### Material for the task
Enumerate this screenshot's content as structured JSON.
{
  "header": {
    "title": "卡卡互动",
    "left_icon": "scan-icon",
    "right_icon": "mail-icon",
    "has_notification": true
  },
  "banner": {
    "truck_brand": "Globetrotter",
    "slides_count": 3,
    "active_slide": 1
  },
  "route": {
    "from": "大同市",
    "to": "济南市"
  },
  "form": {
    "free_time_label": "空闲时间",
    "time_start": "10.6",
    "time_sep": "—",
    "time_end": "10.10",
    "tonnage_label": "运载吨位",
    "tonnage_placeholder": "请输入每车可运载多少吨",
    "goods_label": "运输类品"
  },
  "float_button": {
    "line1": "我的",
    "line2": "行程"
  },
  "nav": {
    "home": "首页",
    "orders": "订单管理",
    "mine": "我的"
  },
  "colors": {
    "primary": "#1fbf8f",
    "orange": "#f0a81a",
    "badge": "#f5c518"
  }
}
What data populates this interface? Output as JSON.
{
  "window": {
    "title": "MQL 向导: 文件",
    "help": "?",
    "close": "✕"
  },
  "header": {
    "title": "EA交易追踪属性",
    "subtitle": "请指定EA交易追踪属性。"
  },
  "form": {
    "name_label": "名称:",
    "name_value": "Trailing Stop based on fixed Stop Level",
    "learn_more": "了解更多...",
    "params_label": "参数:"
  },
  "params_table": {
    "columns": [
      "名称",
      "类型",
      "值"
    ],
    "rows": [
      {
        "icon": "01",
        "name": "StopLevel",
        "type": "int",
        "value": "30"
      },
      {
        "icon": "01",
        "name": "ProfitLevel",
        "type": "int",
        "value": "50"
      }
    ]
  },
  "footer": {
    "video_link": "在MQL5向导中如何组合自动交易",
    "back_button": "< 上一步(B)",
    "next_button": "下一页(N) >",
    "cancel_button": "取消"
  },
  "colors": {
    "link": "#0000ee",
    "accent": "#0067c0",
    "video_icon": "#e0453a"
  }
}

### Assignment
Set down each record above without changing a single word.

### Written reply
Enumerate this screenshot's content as structured JSON.
{
  "header": {
    "title": "卡卡互动",
    "left_icon": "scan-icon",
    "right_icon": "mail-icon",
    "has_notification": true
  },
  "banner": {
    "truck_brand": "Globetrotter",
    "slides_count": 3,
    "active_slide": 1
  },
  "route": {
    "from": "大同市",
    "to": "济南市"
  },
  "form": {
    "free_time_label": "空闲时间",
    "time_start": "10.6",
    "time_sep": "—",
    "time_end": "10.10",
    "tonnage_label": "运载吨位",
    "tonnage_placeholder": "请输入每车可运载多少吨",
    "goods_label": "运输类品"
  },
  "float_button": {
    "line1": "我的",
    "line2": "行程"
  },
  "nav": {
    "home": "首页",
    "orders": "订单管理",
    "mine": "我的"
  },
  "colors": {
    "primary": "#1fbf8f",
    "orange": "#f0a81a",
    "badge": "#f5c518"
  }
}
What data populates this interface? Output as JSON.
{
  "window": {
    "title": "MQL 向导: 文件",
    "help": "?",
    "close": "✕"
  },
  "header": {
    "title": "EA交易追踪属性",
    "subtitle": "请指定EA交易追踪属性。"
  },
  "form": {
    "name_label": "名称:",
    "name_value": "Trailing Stop based on fixed Stop Level",
    "learn_more": "了解更多...",
    "params_label": "参数:"
  },
  "params_table": {
    "columns": [
      "名称",
      "类型",
      "值"
    ],
    "rows": [
      {
        "icon": "01",
        "name": "StopLevel",
        "type": "int",
        "value": "30"
      },
      {
        "icon": "01",
        "name": "ProfitLevel",
        "type": "int",
        "value": "50"
      }
    ]
  },
  "footer": {
    "video_link": "在MQL5向导中如何组合自动交易",
    "back_button": "< 上一步(B)",
    "next_button": "下一页(N) >",
    "cancel_button": "取消"
  },
  "colors": {
    "link": "#0000ee",
    "accent": "#0067c0",
    "video_icon": "#e0453a"
  }
}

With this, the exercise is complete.